When the usual grey Washington weather turns to dry summertime in July and August, stormwater is likely the last thing on anyone’s mind.  That could become a problem for companies holding a newly updated Industrial Stormwater General Permit (“ISGP”).

ISGPs are issued by the Washington State Department of Ecology (“Ecology”) for periods of four years.  The most recent updated permit went into effect on January 1, 2020.  The ISGP requires that permittees sample stormwater discharges at least once per quarter.  Generally, the quarterly sample can be collected at anytime within the quarter.  One of the more significant changes from the previous permit is the requisite sampling date for the “first fall storm event.”  Previously, the first fall storm event was defined as any time on or after October 1st that precipitation occurs.  The first fall storm event date has edged earlier, to September 1st.

Typically, July and August tend to be relatively dry in Western Washington compared to the remainder of the year.  This can cause pollutants to accumulate at a facility.  Those pollutants will then be picked up in the stormwater after the summer, increasing the chances of an exceedance of a sampling parameter benchmark.  The shifting of the first fall storm event to the third quarter increases the likelihood of having a benchmark exceedances in that quarter, which in turn increases the overall likelihood of having exceedances in multiple quarters, thereby elevating the level responses that must be implemented.

It also cannot be overstated that facilities have become used to sampling the first fall storm event on or after October 1st.  The failure to sample the first fall event that may occur between September 1st and September 30th would result in a permit violation.

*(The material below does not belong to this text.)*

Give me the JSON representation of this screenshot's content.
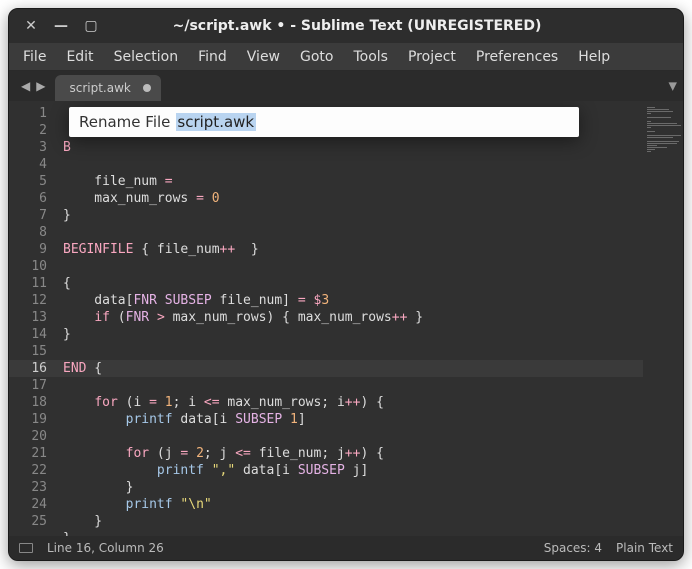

So, what can companies do to avoid a permit violation associated with the new fall storm event date?  They can take a look at their operational best management practices (“BMPs”) and determine what can be done between now and September 1st to assist in achieving benchmarks.  For example, that may mean shifting a facility’s sweeping and catch basin vacuuming schedule from September to August.  If any changes are made, be sure to update your Stormwater Pollution Prevention Plan accordingly.

Another new change that may catch permittees off guard concerns “consistent attainment.”  Previously, when a permittee met the sampling benchmarks for eight consecutive quarters, the permittee was considered to have met “consistent attainment” and could suspend sampling for those parameters for a period of three years.  Now, while the eight consecutive quarter standard remains unchanged, consistent attainment means that the permittee may only reduce sampling for those parameters to once a year for a period of three years.  Moreover, the ISGP specifies that the annual sample must be collected during the fourth quarter.

There are other modifications in the updated permit that our Environmental practice group would be happy to discuss.  Please contact Holly Stafford at Chmelik Sitkin & Davis P.S. at 360-671-1796 or HStafford@Chmelik.com for more information.